These results challenge the diabetes community. For Professor Eric Renard, vice president of the French-speaking Diabetes Society, two situations must be distinguished: on the one hand, type 2 diabetes that occurs without real surprise in predisposed patients, on the other, the most unexpected cases of type 2 diabetes 1 in children, adolescents, or sometimes adults.
The vast majority of diabetes cases that appeared after Covid are "type 2".
What is type 2 diabetes?
This disease usually occurs around the age of 50, in people who are overweight and sedentary, or who have a family history. Gradually, your blood sugar level ( glycemia ) begins to rise. Your body is resistant to insulin, the hormone responsible for regulating blood sugar levels throughout the day. In these people, the beta cells that secrete insulin in the pancreas are not destroyed. They continue to work, but with limitations.
This type 2 diabetes evolves without symptoms. Only blood glucose tests can reveal it. The person begins by developing prediabetes , characterized by repeatedly measured fasting blood sugar levels between 1 and 1.25 grams per liter (g/l).
What happens during a Sars-Cov2 infection?
The virus penetrates the body and, in particular, the beta cells of the pancreas. This infection triggers an inflammatory reaction which, in turn, induces insulin resistance. As a result, blood sugar rises.
In people whose pancreas is healthy, insulin secretion increases to overcome the phenomenon of resistance and blood sugar remains normal, but in those whose pancreas has limited adaptive capabilities, even moderate Covid can lead to diabetes. type 2.

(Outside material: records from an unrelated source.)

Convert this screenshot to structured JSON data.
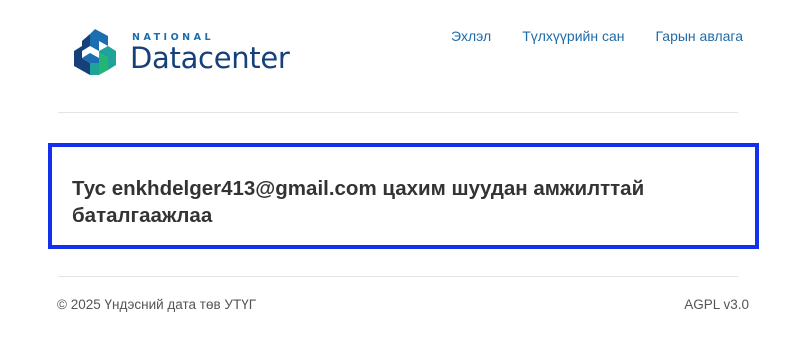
{
  "brand": {
    "name_small": "NATIONAL",
    "name_big": "Datacenter",
    "colors": {
      "dark": "#15407a",
      "blue": "#1b6fb0",
      "teal": "#1fa399",
      "green": "#22b573"
    }
  },
  "nav": {
    "items": [
      {
        "label": "Эхлэл"
      },
      {
        "label": "Түлхүүрийн сан"
      },
      {
        "label": "Гарын авлага"
      }
    ],
    "link_color": "#1f6ba8"
  },
  "message": {
    "text": "Тус enkhdelger413@gmail.com цахим шуудан амжилттай баталгаажлаа",
    "border_color": "#1330ee"
  },
  "footer": {
    "copyright": "© 2025 Үндэсний дата төв УТҮГ",
    "license": "AGPL v3.0"
  }
}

Pr Renard: "Many of the patients in question had prediabetes or unknowingly started diabetes. The inflammatory reaction due to coronavirus infection has created insulin resistance in people whose pancreas was already failing."
In the most severe cases, the inflammatory reaction is so violent that it causes very significant hyperglycemia. Then the patient must administer insulin. Most of the time, this treatment is temporary. When the blood sugar level is back under control and the infection is cured, the patient returns to the usual management of type 2 diabetes: weight loss, balanced diet, regular physical activity and, if necessary, prescription of different medications to insulin.

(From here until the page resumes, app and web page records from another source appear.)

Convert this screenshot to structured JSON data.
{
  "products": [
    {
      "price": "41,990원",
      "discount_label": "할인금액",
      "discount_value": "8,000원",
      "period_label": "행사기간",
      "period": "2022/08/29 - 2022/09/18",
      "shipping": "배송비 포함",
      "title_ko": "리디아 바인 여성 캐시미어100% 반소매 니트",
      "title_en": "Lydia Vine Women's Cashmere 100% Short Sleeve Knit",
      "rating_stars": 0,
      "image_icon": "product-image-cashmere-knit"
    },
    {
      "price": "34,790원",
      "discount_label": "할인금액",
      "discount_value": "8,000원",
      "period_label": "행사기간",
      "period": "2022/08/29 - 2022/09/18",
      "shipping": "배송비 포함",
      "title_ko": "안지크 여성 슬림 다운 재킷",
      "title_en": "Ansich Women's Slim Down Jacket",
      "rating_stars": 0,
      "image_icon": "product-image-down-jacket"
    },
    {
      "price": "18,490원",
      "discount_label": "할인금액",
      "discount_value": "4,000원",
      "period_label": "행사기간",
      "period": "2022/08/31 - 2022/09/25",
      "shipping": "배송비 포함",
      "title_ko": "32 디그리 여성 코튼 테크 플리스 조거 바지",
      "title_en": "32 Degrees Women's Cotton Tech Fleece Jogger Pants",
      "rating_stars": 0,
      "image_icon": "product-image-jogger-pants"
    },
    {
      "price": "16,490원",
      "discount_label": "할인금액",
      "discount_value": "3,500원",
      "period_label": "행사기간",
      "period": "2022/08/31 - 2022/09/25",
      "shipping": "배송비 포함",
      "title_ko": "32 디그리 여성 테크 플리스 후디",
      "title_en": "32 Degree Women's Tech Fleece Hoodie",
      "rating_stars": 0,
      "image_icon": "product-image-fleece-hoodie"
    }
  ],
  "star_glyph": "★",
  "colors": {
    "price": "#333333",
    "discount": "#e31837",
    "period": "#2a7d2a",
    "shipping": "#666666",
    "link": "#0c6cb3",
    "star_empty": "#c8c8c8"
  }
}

In contrast, in long Covid, when the inflammation persists for several months, insulin injections must be continued for as long as necessary.
More rarely, Covid-19 can reveal type 1 diabetes
In much rarer cases, mainly affecting children, adolescents, or young adults, coronavirus infection reveals type 1 diabetes when these patients apparently had no risk factors.
What is type 1 diabetes?
In this form of the disease, the beta cells of the pancreas are irreversibly destroyed by the body's own defenses (which is why it is called an autoimmune disease) and no longer produce insulin. To control their blood glucose, the patient must benefit from daily insulin supplies, either by self-injection or by pump.
What happens after a Sars-Cov2 infection?
The mechanism is less clear than for type 2 diabetes occurring after Covid. However, one hypothesis prevails: "The coronavirus would modify the beta cells after having infected them, which could trigger an autoimmune reaction in predisposed subjects. In this case, the patient's body destroys its own cells because it considers them abnormal," explains the Professor Renard. The only possible treatment remains insulin, for life.
Should we screen for diabetes after Covid?
There's no need to rush a blood glucose test after an infectious episode. "A Covid alone is not enough to justify blood sugar control," says Professor Renard. This monitoring is justified, however, in people who have risk factors for diabetes (obesity, overweight, family history, etc.). In any case, they are recommended even outside the context of Covid.
The only real emergency is the appearance of symptoms suggestive of diabetes after Covid, such as very intense thirst or a frequent urge to urinate. In this case, rapid detection of diabetes is essential.
Therefore, the cases of diabetes that occurred during the Covid-19 pandemic did not surprise diabetologists. "What surprised us was the violence of the inflammatory reaction that causes a sudden increase in blood sugar," Professor Renard specifies anyway.